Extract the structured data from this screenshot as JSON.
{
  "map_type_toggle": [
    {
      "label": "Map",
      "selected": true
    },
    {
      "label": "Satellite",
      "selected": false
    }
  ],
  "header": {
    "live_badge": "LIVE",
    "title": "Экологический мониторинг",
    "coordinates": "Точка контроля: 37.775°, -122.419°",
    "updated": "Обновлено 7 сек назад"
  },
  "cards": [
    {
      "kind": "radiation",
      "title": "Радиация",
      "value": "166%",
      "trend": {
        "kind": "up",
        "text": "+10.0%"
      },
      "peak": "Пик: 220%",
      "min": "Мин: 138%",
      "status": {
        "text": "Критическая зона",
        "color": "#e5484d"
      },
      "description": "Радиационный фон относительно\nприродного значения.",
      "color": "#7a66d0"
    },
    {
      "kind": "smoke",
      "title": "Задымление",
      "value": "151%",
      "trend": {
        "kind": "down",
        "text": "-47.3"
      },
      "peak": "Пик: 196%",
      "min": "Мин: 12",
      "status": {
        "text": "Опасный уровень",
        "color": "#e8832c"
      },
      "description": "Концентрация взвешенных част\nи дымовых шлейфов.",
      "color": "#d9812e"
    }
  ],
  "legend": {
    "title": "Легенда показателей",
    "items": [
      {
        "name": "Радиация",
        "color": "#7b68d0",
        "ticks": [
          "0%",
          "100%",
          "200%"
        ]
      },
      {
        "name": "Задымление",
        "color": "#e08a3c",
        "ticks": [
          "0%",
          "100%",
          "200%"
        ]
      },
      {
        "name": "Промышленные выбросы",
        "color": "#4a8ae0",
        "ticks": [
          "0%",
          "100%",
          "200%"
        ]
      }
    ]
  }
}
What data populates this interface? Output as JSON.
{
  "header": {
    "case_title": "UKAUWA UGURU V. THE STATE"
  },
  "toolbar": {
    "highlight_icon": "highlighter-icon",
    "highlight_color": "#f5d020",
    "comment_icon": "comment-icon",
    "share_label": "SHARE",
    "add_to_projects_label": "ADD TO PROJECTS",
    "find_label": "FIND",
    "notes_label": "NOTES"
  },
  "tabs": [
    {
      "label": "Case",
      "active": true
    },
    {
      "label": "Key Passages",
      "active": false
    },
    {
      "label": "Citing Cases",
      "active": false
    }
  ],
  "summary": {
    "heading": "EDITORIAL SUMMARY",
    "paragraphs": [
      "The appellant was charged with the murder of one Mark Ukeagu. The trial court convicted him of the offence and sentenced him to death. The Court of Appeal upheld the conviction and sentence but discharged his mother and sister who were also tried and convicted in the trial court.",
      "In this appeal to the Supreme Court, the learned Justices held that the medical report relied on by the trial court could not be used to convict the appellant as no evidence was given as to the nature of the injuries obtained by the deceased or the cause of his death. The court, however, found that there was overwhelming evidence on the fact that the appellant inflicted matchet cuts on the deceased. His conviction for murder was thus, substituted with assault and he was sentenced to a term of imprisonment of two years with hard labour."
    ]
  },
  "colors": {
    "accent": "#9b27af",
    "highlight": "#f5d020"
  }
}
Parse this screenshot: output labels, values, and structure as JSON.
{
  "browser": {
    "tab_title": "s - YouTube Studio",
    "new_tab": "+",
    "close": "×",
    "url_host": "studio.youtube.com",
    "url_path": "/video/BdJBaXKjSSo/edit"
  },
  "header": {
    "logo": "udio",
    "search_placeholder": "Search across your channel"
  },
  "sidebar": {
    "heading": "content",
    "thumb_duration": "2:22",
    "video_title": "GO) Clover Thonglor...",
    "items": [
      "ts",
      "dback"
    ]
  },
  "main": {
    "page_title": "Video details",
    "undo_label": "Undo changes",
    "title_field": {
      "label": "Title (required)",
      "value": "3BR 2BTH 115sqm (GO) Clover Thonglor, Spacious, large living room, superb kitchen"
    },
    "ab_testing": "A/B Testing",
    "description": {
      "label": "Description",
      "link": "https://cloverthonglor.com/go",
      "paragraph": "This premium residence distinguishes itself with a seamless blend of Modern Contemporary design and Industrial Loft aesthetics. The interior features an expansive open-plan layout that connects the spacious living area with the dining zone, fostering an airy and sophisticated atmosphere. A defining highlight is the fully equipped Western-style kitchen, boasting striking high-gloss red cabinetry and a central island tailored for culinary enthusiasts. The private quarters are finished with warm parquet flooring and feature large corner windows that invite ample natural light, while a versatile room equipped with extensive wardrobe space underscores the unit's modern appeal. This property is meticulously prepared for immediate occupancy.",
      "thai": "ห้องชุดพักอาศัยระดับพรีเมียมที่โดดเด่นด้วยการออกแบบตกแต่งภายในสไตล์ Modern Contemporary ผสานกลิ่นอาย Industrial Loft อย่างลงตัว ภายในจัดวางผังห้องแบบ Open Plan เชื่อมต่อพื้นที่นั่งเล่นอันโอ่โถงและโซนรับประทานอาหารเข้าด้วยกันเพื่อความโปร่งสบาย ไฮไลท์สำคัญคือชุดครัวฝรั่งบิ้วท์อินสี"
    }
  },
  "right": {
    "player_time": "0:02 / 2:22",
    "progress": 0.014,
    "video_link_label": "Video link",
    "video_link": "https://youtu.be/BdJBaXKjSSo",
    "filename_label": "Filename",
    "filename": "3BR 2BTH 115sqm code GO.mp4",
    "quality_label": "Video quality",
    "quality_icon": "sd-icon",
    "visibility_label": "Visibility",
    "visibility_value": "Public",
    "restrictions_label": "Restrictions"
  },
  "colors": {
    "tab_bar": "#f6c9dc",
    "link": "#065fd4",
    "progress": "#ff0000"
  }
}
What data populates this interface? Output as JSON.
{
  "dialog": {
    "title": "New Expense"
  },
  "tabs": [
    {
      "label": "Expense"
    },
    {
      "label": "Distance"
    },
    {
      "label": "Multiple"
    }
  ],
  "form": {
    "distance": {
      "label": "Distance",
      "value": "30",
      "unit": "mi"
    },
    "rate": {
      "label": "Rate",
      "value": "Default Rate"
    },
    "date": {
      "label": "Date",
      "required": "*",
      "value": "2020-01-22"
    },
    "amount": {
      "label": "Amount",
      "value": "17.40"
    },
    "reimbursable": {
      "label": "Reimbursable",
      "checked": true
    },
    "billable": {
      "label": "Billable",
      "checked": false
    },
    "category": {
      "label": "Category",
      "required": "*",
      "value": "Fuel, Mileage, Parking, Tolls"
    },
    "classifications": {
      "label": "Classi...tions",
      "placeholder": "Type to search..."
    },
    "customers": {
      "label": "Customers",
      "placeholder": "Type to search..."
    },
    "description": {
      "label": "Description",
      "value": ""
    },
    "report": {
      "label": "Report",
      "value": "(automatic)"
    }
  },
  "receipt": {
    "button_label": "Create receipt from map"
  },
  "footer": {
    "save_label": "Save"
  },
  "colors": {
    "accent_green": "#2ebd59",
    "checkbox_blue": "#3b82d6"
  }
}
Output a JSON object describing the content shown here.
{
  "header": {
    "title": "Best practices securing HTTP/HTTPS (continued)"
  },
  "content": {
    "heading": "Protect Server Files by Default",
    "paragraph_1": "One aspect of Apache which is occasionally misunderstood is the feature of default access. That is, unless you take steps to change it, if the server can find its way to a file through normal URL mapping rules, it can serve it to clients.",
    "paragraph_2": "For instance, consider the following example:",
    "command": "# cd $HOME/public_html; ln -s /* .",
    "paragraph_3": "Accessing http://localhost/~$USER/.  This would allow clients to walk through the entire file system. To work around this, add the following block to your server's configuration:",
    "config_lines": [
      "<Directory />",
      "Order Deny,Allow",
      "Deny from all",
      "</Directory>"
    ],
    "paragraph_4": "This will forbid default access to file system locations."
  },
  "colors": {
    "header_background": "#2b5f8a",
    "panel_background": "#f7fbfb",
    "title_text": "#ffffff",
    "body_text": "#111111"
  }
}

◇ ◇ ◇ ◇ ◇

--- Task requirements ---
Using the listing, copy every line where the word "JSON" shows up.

--- Result for this task ---
Extract the structured data from this screenshot as JSON.
What data populates this interface? Output as JSON.
Parse this screenshot: output labels, values, and structure as JSON.
What data populates this interface? Output as JSON.
Output a JSON object describing the content shown here.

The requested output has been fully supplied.